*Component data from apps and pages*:

....................

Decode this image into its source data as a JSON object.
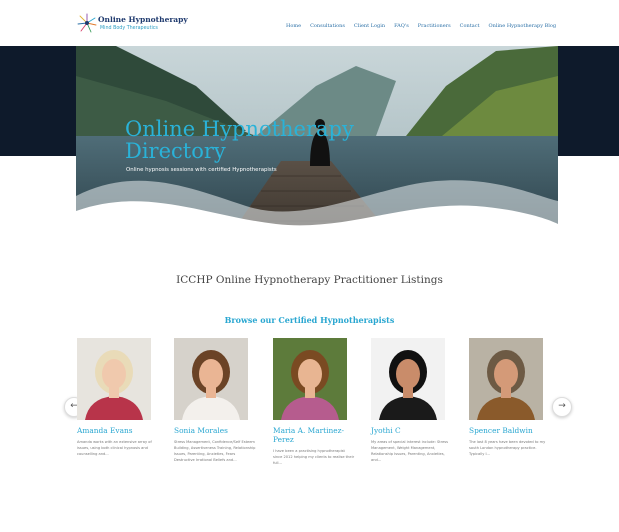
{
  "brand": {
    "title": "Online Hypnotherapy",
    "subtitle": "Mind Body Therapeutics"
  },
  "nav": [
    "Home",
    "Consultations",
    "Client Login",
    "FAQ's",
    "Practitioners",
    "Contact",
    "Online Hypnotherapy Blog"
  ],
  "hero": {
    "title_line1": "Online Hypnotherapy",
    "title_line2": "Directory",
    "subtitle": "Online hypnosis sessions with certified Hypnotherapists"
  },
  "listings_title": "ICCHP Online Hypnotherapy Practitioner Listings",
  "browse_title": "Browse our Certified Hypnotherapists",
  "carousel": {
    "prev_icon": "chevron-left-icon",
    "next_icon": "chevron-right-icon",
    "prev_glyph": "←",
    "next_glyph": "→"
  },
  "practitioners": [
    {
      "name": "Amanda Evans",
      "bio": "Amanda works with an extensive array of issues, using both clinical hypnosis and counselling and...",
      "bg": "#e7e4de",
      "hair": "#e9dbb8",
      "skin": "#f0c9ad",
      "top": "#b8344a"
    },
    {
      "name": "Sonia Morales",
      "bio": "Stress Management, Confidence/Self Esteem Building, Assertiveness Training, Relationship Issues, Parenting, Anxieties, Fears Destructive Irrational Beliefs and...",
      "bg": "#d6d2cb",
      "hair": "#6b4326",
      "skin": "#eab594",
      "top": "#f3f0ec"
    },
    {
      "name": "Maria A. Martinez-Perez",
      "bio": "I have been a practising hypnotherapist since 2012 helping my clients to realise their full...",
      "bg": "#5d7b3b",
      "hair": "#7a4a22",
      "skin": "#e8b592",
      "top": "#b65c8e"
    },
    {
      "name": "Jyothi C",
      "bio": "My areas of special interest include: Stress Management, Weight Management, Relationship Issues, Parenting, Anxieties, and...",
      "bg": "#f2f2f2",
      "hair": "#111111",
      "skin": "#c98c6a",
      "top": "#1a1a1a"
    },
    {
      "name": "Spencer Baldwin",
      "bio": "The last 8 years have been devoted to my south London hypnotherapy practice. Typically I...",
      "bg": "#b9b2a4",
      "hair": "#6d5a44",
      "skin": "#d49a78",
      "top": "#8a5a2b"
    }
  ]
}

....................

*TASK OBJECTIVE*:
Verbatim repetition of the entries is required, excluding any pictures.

*ANSWER FOR THIS EXERCISE*:
Decode this image into its source data as a JSON object.
{
  "brand": {
    "title": "Online Hypnotherapy",
    "subtitle": "Mind Body Therapeutics"
  },
  "nav": [
    "Home",
    "Consultations",
    "Client Login",
    "FAQ's",
    "Practitioners",
    "Contact",
    "Online Hypnotherapy Blog"
  ],
  "hero": {
    "title_line1": "Online Hypnotherapy",
    "title_line2": "Directory",
    "subtitle": "Online hypnosis sessions with certified Hypnotherapists"
  },
  "listings_title": "ICCHP Online Hypnotherapy Practitioner Listings",
  "browse_title": "Browse our Certified Hypnotherapists",
  "carousel": {
    "prev_icon": "chevron-left-icon",
    "next_icon": "chevron-right-icon",
    "prev_glyph": "←",
    "next_glyph": "→"
  },
  "practitioners": [
    {
      "name": "Amanda Evans",
      "bio": "Amanda works with an extensive array of issues, using both clinical hypnosis and counselling and...",
      "bg": "#e7e4de",
      "hair": "#e9dbb8",
      "skin": "#f0c9ad",
      "top": "#b8344a"
    },
    {
      "name": "Sonia Morales",
      "bio": "Stress Management, Confidence/Self Esteem Building, Assertiveness Training, Relationship Issues, Parenting, Anxieties, Fears Destructive Irrational Beliefs and...",
      "bg": "#d6d2cb",
      "hair": "#6b4326",
      "skin": "#eab594",
      "top": "#f3f0ec"
    },
    {
      "name": "Maria A. Martinez-Perez",
      "bio": "I have been a practising hypnotherapist since 2012 helping my clients to realise their full...",
      "bg": "#5d7b3b",
      "hair": "#7a4a22",
      "skin": "#e8b592",
      "top": "#b65c8e"
    },
    {
      "name": "Jyothi C",
      "bio": "My areas of special interest include: Stress Management, Weight Management, Relationship Issues, Parenting, Anxieties, and...",
      "bg": "#f2f2f2",
      "hair": "#111111",
      "skin": "#c98c6a",
      "top": "#1a1a1a"
    },
    {
      "name": "Spencer Baldwin",
      "bio": "The last 8 years have been devoted to my south London hypnotherapy practice. Typically I...",
      "bg": "#b9b2a4",
      "hair": "#6d5a44",
      "skin": "#d49a78",
      "top": "#8a5a2b"
    }
  ]
}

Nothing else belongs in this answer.